Vanguard offers Admiral shares of their S&P 500 VFIAX with a minimum investment of $10000 which has a .05% expense ratio, or you can buy VOO, an ETF with a .05% expense ratio. VFINX can be bought with a minimum investment of $3000, with an expense ratio of .17%, but you can get that discounted if you use electronic statement delivery through Vanguard, at which point your expense ratio is pretty close to the admiral shares. If you are using some provider other than Vanguard, you may also pay trading fees to buy Vanguard funds. You also have to wait until the end of the day prices for trades, so you won't have the protection of stop-loss orders if you want to trade in a volatile market.
If you are buying from another broker, you will often pay fees to buy and sell ETFs, but if you have a Vanguard account you can buy Vanguard ETFs (like VOO - their S&P ETF with a .05% expense ratio) without paying a fee. Even with a Vanguard account, you can only buy whole shares of VOO, so you can only invest in increments of ~$186 (the current price at the time of writing).

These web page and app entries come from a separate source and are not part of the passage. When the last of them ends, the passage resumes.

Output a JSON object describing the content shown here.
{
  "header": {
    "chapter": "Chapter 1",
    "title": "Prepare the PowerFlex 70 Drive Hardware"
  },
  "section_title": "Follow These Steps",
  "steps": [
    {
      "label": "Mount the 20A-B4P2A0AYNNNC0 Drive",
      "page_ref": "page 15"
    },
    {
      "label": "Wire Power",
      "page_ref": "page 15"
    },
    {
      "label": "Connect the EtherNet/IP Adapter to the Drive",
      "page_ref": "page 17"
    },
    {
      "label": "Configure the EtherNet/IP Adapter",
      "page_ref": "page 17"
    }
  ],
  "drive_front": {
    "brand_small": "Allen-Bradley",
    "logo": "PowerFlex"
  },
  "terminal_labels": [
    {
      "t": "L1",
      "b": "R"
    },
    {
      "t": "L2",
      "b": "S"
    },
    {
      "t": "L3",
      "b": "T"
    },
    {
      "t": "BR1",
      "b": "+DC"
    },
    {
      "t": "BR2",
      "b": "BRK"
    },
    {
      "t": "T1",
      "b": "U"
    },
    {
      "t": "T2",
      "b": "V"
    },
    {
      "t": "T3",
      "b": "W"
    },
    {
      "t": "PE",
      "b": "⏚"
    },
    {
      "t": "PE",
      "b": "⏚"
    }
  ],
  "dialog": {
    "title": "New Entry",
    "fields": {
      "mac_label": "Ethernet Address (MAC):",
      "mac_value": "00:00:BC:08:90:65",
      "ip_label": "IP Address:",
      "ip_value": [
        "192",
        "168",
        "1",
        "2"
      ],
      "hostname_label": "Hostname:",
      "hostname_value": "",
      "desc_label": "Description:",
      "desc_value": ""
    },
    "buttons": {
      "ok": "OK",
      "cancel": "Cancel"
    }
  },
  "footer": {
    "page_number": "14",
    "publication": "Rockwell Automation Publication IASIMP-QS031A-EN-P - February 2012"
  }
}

So to summarize, you can invest better granular amounts with a mutual fund, but you have a large minimum investment if you want the lowest expense ratios, with only day ending prices to trade on. You can buy the ETFs directly, but you have to factor in exchange fees to your expense calculations if you are paying those fees. If you are paying those fees, then your incentive is to make larger and less frequent investments, and even if you aren't paying those fees, you can't necessarily trade even-dollar amounts.